Arbitration is a popular alternative dispute resolution method in Florida personal injury cases, offering a quicker and less formal process compared to traditional court litigation. Once an arbitration award is issued, it’s crucial for both parties to understand how to enforce it. This blog post provides an in-depth overview of the steps and considerations involved in enforcing arbitration awards in Florida’s personal injury cases.
Understanding Arbitration Awards
Arbitration awards are legally binding decisions made by an arbitrator or a panel of arbitrators who review evidence and arguments presented by both parties.
These awards typically address liability, damages, and any other relevant issues in the case. Once an arbitration award is issued, it carries the same weight as a court judgment, and it’s essential for the prevailing party to know how to enforce it.
Enforcing Arbitration Awards in Florida
Confirm the Arbitration Award. Before enforcing an arbitration award, you need to have the award confirmed by a court.
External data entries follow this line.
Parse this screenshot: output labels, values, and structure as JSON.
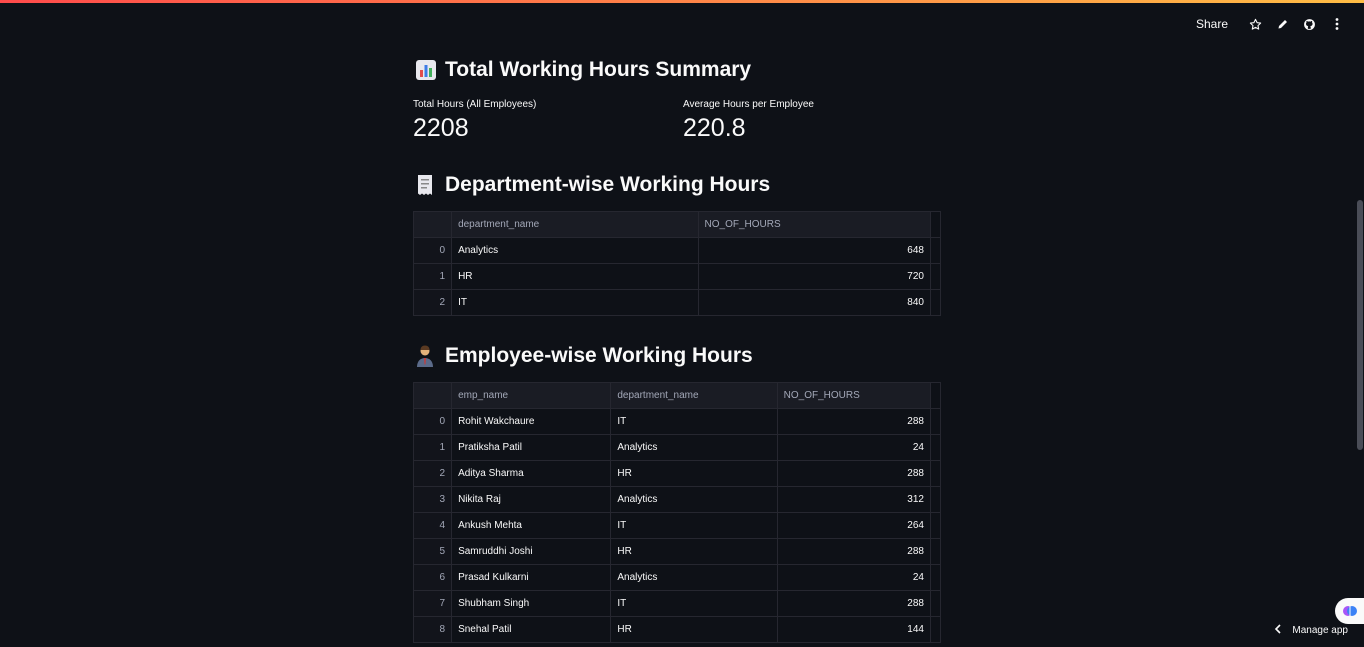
{
  "toolbar": {
    "share_label": "Share",
    "icons": [
      "star-icon",
      "pencil-icon",
      "github-icon",
      "more-vertical-icon"
    ]
  },
  "summary": {
    "title": "Total Working Hours Summary",
    "emoji": "bar-chart-emoji",
    "metrics": [
      {
        "label": "Total Hours (All Employees)",
        "value": "2208"
      },
      {
        "label": "Average Hours per Employee",
        "value": "220.8"
      }
    ]
  },
  "department": {
    "title": "Department-wise Working Hours",
    "emoji": "receipt-emoji",
    "columns": [
      "department_name",
      "NO_OF_HOURS"
    ],
    "rows": [
      {
        "idx": "0",
        "department_name": "Analytics",
        "hours": "648"
      },
      {
        "idx": "1",
        "department_name": "HR",
        "hours": "720"
      },
      {
        "idx": "2",
        "department_name": "IT",
        "hours": "840"
      }
    ]
  },
  "employee": {
    "title": "Employee-wise Working Hours",
    "emoji": "office-worker-emoji",
    "columns": [
      "emp_name",
      "department_name",
      "NO_OF_HOURS"
    ],
    "rows": [
      {
        "idx": "0",
        "emp_name": "Rohit Wakchaure",
        "department_name": "IT",
        "hours": "288"
      },
      {
        "idx": "1",
        "emp_name": "Pratiksha Patil",
        "department_name": "Analytics",
        "hours": "24"
      },
      {
        "idx": "2",
        "emp_name": "Aditya Sharma",
        "department_name": "HR",
        "hours": "288"
      },
      {
        "idx": "3",
        "emp_name": "Nikita Raj",
        "department_name": "Analytics",
        "hours": "312"
      },
      {
        "idx": "4",
        "emp_name": "Ankush Mehta",
        "department_name": "IT",
        "hours": "264"
      },
      {
        "idx": "5",
        "emp_name": "Samruddhi Joshi",
        "department_name": "HR",
        "hours": "288"
      },
      {
        "idx": "6",
        "emp_name": "Prasad Kulkarni",
        "department_name": "Analytics",
        "hours": "24"
      },
      {
        "idx": "7",
        "emp_name": "Shubham Singh",
        "department_name": "IT",
        "hours": "288"
      },
      {
        "idx": "8",
        "emp_name": "Snehal Patil",
        "department_name": "HR",
        "hours": "144"
      }
    ]
  },
  "footer": {
    "manage_label": "Manage app"
  },
  "colors": {
    "background": "#0e1117",
    "accent_gradient_start": "#ff4b4b",
    "accent_gradient_end": "#ffbd45"
  }
}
This step converts the award into a formal judgment that can be enforced through legal means.
Filing a Petition to Confirm. To initiate the process, the party seeking to enforce the award files a petition to confirm the arbitration award in a Florida state court. This petition includes details about the arbitration proceedings, the award, and the parties involved.
Notice to Other Party. Once the petition is filed, the other party must be served with a notice of the petition to confirm the arbitration award. This provides them an opportunity to respond or object to the confirmation.
Objection or Challenge. If the other party objects to the confirmation of the arbitration award, they must provide valid legal reasons for their objection. Common objections may include claims of bias, fraud, or misconduct on the part of the arbitrator.
Hearing. If the opposing party raises valid objections, the court may hold a hearing to address these concerns. During the hearing, both parties can present their arguments, and the court will determine whether the award should be confirmed.
Confirmation Order. If the court is satisfied that the arbitration award is valid and should be confirmed, it issues an order confirming the award. This order acts as a formal judgment, making the arbitration award enforceable through the court system.
Enforcement Mechanisms. With the confirmation order in hand, the prevailing party can use various enforcement mechanisms to collect the awarded damages. These mechanisms include wage garnishment, bank levies, property liens, and other means permitted under Florida law.
Collecting the Award. The party enforcing the arbitration award can work with law enforcement or court officials to seize assets or enforce the judgment against the losing party’s property or funds. This process is carried out according to state laws and regulations.
Time Limits. The process of enforcing arbitration awards is subject to time limits. It’s important to initiate the enforcement process promptly to avoid potential complications.
Legal Representation. Enforcing arbitration awards involves navigating legal procedures and potential challenges. Having an experienced attorney who specializes in personal injury and arbitration can help ensure a smooth enforcement process.
Judgment Collection. While the court issues a confirmation order, it’s important to note that actually collecting the awarded damages might require additional legal actions and strategies, especially if the losing party is uncooperative.
Appeals. Parties have a limited window within which they can appeal a court’s decision to confirm or reject an arbitration award. Understanding the appellate process is crucial to protect your interests.
Enforcing arbitration awards in Florida personal injury cases involves a specific legal process that must be followed diligently. By understanding the steps involved, adhering to time limits, and seeking legal guidance, you can ensure that the arbitration award you’ve obtained is effectively converted into a court-enforceable judgment. Working with an experienced attorney who is well-versed in arbitration procedures and personal injury law will greatly assist you in navigating this complex process and securing the compensation you deserve.
About the Author:
Andrew Winston is the founding partner at the personal injury Law firm, The Winston Law Firm. For over 20 years, he has successfully represented countless people in all personal injury cases, focusing on child injury, legal malpractice, and premises liability. He has been recognized for excellence in representing injured clients by admission to the Million Dollar Advocates Forum and named one of America’s Top 100 High-Stakes Litigators. Mr. Winston is AV Preeminent, Rated by the Martindale-Hubbell for the highest level of professional ethics, enjoys a 10.0 rating by AVVO as a Top Personal Injury Attorney, and has been selected as a Florida Top 100 “Super Lawyer” and Miami Top 100 “Super Lawyer” – an honor reserved for the top 5% of lawyers in the state – was voted to Florida Trend’s ”Legal Elite,” recognized by Expertise as one of the 20 Best Personal Injury Attorneys in Fort Lauderdale and 20 Best Car Accident Lawyers in Fort Lauderdale.